Mailer’s 1950s were energised by the “white negro”, a “new breed of . . . urban adventurers who drifted out at night looking for action with a black man’s code to fit their facts”. The archetype was embodied most potently by Elvis, the King of Rock’n’Roll, who, the legend goes, freed the Caucasian body by singing “black” – that is, liberally appropriating the styles, swagger and even sexual charge of African American artists from Arthur Crudup to Junior Parker. As ever in rock, the magpie was prime mover: at a press conference in 1965, Allen Ginsberg would teasingly ask Dylan, “Do you think there will ever be a time when you’ll be hung as a thief?”
The 1970s needed a new kind of redeemer and a new kind of thief. For Dylan Jones, this came in the form of a flame-haired, 25-year-old Brixton boy called David Robert Jones, who had refashioned himself as “the ultimate hyper-real star” from outer space: Ziggy Stardust. Or was that David Bowie? Where Elvis blurred racial boundaries and Dylan those between high art and popular culture, Bowie/Stardust was promiscuous in his transgressions. He was a self-proclaimed “plastic rock star”, the man who wasn’t there, a two-dimensional jigsaw that invited interpretation without offering any fixed meaning. He was a Cockney, an aristocrat, gay, straight, male, female – he was Judith Butler’s “gender trouble” personified.
This ambiguity was exhilarating to Jones, who, aged 12, was living in the coastal town of Deal in Kent. It was a “claustrophobic” town on “the edge of nowhere”. “Ziggy Stardust’s testimony wasn’t especially revealing,” he writes, “yet its artifice was completely compelling.” Britain at the time was “a country full of sullen, disgruntled people who by rights shouldn’t have taken too kindly to a pop singer dressed up as a gay alien in a quilted jumpsuit”, yet to Jones’s (and I suspect Bowie’s band mates’) surprise, take to it it did. After a decade of disappointing sales and minor acclaim, Bowie’s performance of “Starman” on Top of the Pops on 6 July 1972 made him an icon.

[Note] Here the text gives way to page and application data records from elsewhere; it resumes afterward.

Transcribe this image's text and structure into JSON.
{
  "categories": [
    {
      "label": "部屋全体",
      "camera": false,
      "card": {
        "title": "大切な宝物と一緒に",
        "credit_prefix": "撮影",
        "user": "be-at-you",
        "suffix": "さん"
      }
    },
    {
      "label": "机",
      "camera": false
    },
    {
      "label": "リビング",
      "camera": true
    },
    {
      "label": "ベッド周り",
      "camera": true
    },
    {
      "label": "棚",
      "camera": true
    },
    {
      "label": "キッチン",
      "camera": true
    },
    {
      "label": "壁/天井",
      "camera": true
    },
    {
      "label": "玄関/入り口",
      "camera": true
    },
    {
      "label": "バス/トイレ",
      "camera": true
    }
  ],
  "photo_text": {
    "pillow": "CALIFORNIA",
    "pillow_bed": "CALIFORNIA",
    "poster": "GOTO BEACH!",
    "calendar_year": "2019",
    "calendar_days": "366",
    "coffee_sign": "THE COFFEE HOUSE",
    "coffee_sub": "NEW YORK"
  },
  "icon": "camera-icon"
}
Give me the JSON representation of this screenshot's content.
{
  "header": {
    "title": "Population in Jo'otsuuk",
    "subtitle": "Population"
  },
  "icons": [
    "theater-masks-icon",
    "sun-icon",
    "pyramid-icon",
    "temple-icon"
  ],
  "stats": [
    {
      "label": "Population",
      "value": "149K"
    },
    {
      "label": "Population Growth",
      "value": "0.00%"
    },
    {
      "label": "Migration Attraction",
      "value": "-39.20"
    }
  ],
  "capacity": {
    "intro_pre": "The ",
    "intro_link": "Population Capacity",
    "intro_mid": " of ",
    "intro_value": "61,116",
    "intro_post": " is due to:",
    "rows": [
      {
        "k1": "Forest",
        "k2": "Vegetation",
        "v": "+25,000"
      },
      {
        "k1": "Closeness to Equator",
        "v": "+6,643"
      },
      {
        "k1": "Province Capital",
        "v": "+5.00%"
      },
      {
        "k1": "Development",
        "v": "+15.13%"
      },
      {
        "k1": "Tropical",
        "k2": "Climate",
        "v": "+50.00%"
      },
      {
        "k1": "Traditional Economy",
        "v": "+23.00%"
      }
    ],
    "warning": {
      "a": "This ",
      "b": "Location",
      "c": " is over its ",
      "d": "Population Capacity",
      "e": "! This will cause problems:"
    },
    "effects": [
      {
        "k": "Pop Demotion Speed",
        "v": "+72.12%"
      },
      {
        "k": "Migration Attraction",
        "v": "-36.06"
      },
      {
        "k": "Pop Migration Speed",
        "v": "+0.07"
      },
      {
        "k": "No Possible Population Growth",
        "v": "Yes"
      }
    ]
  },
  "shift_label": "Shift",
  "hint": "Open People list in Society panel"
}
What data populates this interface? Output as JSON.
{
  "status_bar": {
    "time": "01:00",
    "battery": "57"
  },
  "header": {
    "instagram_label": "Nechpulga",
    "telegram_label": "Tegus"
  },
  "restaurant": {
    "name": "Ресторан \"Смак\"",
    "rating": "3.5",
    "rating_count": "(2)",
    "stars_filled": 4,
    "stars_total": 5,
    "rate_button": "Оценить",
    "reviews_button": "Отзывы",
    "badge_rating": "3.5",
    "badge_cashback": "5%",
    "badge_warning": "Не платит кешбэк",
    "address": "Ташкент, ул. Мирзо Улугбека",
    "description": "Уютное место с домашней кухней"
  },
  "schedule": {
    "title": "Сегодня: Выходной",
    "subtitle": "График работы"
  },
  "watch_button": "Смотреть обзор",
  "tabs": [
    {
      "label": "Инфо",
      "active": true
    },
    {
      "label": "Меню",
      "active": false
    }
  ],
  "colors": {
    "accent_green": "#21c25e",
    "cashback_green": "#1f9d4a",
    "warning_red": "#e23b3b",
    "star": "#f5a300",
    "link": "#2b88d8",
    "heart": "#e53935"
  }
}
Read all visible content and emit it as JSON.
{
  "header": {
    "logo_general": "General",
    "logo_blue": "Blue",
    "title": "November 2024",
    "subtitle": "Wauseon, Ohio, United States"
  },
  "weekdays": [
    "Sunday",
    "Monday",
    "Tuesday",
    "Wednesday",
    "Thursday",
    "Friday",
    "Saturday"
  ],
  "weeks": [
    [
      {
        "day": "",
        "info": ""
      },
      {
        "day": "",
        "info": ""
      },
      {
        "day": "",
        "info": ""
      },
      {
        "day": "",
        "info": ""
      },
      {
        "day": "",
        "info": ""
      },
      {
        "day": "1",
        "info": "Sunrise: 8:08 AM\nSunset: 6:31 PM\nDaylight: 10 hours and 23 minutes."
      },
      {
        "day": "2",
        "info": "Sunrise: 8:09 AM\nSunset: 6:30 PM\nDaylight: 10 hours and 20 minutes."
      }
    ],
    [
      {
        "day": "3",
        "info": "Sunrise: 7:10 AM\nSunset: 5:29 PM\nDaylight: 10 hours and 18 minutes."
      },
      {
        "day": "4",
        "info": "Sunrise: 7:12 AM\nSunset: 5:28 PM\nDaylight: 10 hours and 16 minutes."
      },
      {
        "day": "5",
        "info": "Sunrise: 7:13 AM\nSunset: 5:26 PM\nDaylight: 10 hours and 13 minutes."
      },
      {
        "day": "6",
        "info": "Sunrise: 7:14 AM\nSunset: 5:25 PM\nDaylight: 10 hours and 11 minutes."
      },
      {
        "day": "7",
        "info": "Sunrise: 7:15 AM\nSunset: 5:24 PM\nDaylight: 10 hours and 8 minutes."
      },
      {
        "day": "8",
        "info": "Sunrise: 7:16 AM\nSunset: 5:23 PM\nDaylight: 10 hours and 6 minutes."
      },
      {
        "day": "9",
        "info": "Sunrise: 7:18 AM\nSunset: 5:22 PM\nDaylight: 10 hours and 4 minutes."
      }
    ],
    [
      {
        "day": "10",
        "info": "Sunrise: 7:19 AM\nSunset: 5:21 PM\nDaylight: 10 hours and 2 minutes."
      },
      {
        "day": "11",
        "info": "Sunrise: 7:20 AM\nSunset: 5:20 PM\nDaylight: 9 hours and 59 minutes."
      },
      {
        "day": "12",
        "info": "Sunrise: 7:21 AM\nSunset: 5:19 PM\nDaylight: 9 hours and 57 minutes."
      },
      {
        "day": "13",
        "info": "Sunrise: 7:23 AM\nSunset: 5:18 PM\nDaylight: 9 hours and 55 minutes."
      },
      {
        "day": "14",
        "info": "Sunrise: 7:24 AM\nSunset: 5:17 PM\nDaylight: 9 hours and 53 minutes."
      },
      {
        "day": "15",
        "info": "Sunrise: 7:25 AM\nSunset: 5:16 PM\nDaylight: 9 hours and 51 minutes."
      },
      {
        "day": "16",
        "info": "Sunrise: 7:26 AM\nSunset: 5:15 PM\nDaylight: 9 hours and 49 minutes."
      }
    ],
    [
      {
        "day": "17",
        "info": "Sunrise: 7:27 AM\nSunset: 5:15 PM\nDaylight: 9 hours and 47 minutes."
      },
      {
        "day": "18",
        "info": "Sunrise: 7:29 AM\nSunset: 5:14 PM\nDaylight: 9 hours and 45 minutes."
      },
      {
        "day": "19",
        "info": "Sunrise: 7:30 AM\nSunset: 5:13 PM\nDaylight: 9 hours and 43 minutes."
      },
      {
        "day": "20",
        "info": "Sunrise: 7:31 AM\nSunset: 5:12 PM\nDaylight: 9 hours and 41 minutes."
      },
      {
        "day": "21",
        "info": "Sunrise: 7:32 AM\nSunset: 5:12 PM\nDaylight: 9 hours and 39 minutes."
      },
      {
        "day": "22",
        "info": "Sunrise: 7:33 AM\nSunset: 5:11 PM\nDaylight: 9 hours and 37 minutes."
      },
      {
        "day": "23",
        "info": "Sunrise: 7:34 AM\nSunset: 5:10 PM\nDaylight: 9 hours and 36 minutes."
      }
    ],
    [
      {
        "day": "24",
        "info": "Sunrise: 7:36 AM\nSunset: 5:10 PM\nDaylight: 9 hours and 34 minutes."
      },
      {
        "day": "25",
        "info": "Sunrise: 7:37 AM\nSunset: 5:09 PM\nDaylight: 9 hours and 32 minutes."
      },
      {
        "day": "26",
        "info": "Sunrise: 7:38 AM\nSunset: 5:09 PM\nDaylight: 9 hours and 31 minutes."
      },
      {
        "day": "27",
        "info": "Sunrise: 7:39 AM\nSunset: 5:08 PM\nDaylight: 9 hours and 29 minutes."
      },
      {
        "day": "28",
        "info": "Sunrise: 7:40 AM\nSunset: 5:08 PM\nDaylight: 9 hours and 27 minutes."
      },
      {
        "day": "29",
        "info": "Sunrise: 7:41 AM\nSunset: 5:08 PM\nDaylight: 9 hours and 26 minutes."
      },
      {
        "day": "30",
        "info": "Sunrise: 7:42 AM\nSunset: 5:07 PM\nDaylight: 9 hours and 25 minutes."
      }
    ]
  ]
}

The broadcast was transformative not only for the singer but the millions of teenagers who saw it. Though subtitled “David Bowie and the Four Minutes that Shook the World”, Jones’s book is as much the story of the four minutes that shook his world. His blow-by-blow account of the performance is breathless in its fan-boy enthusiasm and much of the rest of When Ziggy Played Guitar is rooted in personal impressions. “The by-product of Ziggy’s success was the validation of identity, our identity,” Jones writes, and it’s hard not to be moved by his hero worship.